By employing these tactics, the member states are undermining one of the key achievements of the EU: a true common commercial policy that enables the EU to protect and promote its trade interests and pursue a strategic agenda in the globalised economy. The future does not look bright. Considering the rise of populist parties and increasing Euroscepticism in several member states it is very likely that future EU (trade) agreements will face similar hurdles in the ratification stage, often caused by domestic issues in a member state not related to trade.


Unfortunately there are no easy solutions to this problem. It could be argued that the EU should go ‘back to basics’ and be content to once again conclude the more limited FTAs that undoubtedly fall within the exclusive CCP, thereby avoiding mixity. But such modest agreements would not tackle the crucial challenges on the current global trade agenda and they would frustrate the EU’s desire to promote its broader trade agenda, including sustainable development goals. Hopefully the Court will back the Commission in its Opinion on the Singapore FTA, but even if so, member states can still insist on including member states’ competences in future FTAs, triggering mixity. The European Parliament, which largely follows the European Commission on this point, could then refuse to give its consent to future FTAs when it disagrees with the mixed nature of these agreements, but this would also not offer a solution.

Another option would be to replace the QMV rule in the Council (Article 207(4) TFEU) in the area of the CCP with unanimity, thereby dampening the member states’ eagerness to insist on mixity because they would maintain their veto right in the Council. This could mitigate the risk that a member state will hold an FTA hostage for domestic (non-trade related) reasons. Parliamentary control over the CCP in this scenario is still assured by the European Parliament, which has been fully involved in the CCP since the Lisbon Treaty and the national parliaments’ control over their respective governments in the Council. But this option would require a treaty change, which is not expected to appear on the table any time soon.

In any event, a ‘common’ commercial policy that is steered from the 28 capitals is not a workable solution to tackle the global economic challenges of the 21st century.

Guillaume Van der Loo is Researcher at CEPS and Jacques Pelkmans is Senior Research Fellow at CEPS.

CEPS Commentaries offer concise, policy-oriented insights into topical issues in European affairs. As an institution, CEPS takes no official position on questions of EU policy. The views expressed are attributable only to the authors in a personal capacity and not to any institution with which they are associated.
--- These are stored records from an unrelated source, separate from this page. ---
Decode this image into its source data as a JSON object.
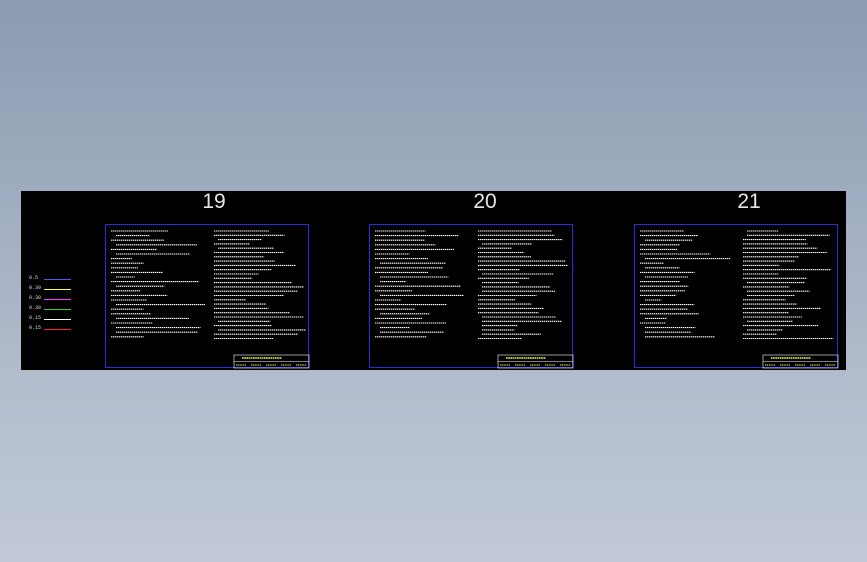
{
  "sheets": [
    {
      "number": "19"
    },
    {
      "number": "20"
    },
    {
      "number": "21"
    }
  ],
  "legend": [
    {
      "label": "0.5",
      "color": "#3a5cff"
    },
    {
      "label": "0.30",
      "color": "#ffff33"
    },
    {
      "label": "0.30",
      "color": "#ff33ff"
    },
    {
      "label": "0.30",
      "color": "#33cc33"
    },
    {
      "label": "0.15",
      "color": "#ffffff"
    },
    {
      "label": "0.15",
      "color": "#ff2222"
    }
  ],
  "colors": {
    "background_top": "#8a9bb0",
    "background_bottom": "#c2cad7",
    "viewport": "#000000",
    "sheet_border": "#2a2adf",
    "text_lines": "#ffffff",
    "title_block": "#ffff33"
  }
}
Available for free downloading from the CEPS website (www.ceps.eu)

© CEPS 2016


[1] It should be noted that unlike the Vietnam and Singapore FTAs, the EU-Korea FTA does not include an investment protection chapter with an ISDS mechanism.

[2] For several trade agreements, however, such as those in the fields of trade in services and the commercial aspects of intellectual property, as well as foreign direct investment, the Council still decides with unanimity (Article 207(4) TFEU).
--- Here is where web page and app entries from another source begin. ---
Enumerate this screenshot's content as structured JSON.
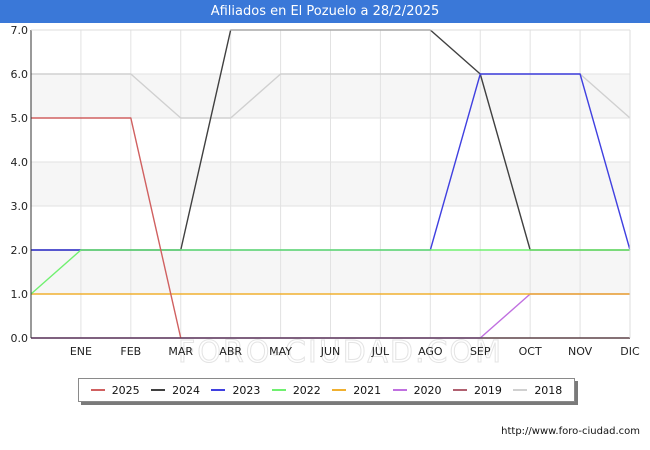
{
  "header": {
    "title": "Afiliados en El Pozuelo a 28/2/2025"
  },
  "source": "http://www.foro-ciudad.com",
  "watermark": "FORO-CIUDAD.COM",
  "chart_data": {
    "type": "line",
    "title": "Afiliados en El Pozuelo a 28/2/2025",
    "xlabel": "",
    "ylabel": "",
    "categories": [
      "",
      "ENE",
      "FEB",
      "MAR",
      "ABR",
      "MAY",
      "JUN",
      "JUL",
      "AGO",
      "SEP",
      "OCT",
      "NOV",
      "DIC"
    ],
    "y_ticks": [
      "0.0",
      "1.0",
      "2.0",
      "3.0",
      "4.0",
      "5.0",
      "6.0",
      "7.0"
    ],
    "ylim": [
      0,
      7
    ],
    "grid": true,
    "legend_position": "bottom",
    "series": [
      {
        "name": "2018",
        "color": "#d0d0d0",
        "values": [
          6,
          6,
          6,
          5,
          5,
          6,
          6,
          6,
          6,
          6,
          6,
          6,
          5
        ]
      },
      {
        "name": "2019",
        "color": "#b06070",
        "values": [
          0,
          0,
          0,
          0,
          0,
          0,
          0,
          0,
          0,
          0,
          0,
          0,
          0
        ]
      },
      {
        "name": "2020",
        "color": "#c070e0",
        "values": [
          0,
          0,
          0,
          0,
          0,
          0,
          0,
          0,
          0,
          0,
          1,
          1,
          1
        ]
      },
      {
        "name": "2021",
        "color": "#f0b030",
        "values": [
          1,
          1,
          1,
          1,
          1,
          1,
          1,
          1,
          1,
          1,
          1,
          1,
          1
        ]
      },
      {
        "name": "2022",
        "color": "#70f070",
        "values": [
          1,
          2,
          2,
          2,
          2,
          2,
          2,
          2,
          2,
          2,
          2,
          2,
          2
        ]
      },
      {
        "name": "2023",
        "color": "#4040e0",
        "values": [
          2,
          2,
          2,
          2,
          2,
          2,
          2,
          2,
          2,
          6,
          6,
          6,
          2
        ]
      },
      {
        "name": "2024",
        "color": "#404040",
        "values": [
          2,
          2,
          2,
          2,
          7,
          7,
          7,
          7,
          7,
          6,
          2,
          2,
          2
        ]
      },
      {
        "name": "2025",
        "color": "#d06060",
        "values": [
          5,
          5,
          5,
          0
        ]
      }
    ],
    "legend_order": [
      "2025",
      "2024",
      "2023",
      "2022",
      "2021",
      "2020",
      "2019",
      "2018"
    ],
    "draw_order": [
      "2018",
      "2019",
      "2020",
      "2021",
      "2024",
      "2023",
      "2022",
      "2025"
    ]
  }
}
[3] It has to be noted that numerous FTAs concluded by the EU are included in broader Association Agreements, which are traditionally concluded as mixed agreements (e.g. the FTAs with Central America, the Western-Balkan countries and the ENP countries, both in the east and the south). 

[4] European Commission, Proposal for a Council Decision on the signing on behalf of the European Union of the Comprehensive Economic and Trade Agreement between Canada of the one part, and the European Union and its Member States, of the other part, COM(2016) 444, 5 July 2016.

[5] Opinion 2/15: Request for an opinion submitted by the European Commission pursuant to Article 218(11) TFEU (pending).

[6] G. Van der Loo, “The Dutch Referendum on the EU-Ukraine Association Agreement: Legal options for navigating a tricky and awkward situation”, CEPS Commentary, 8 April 2016.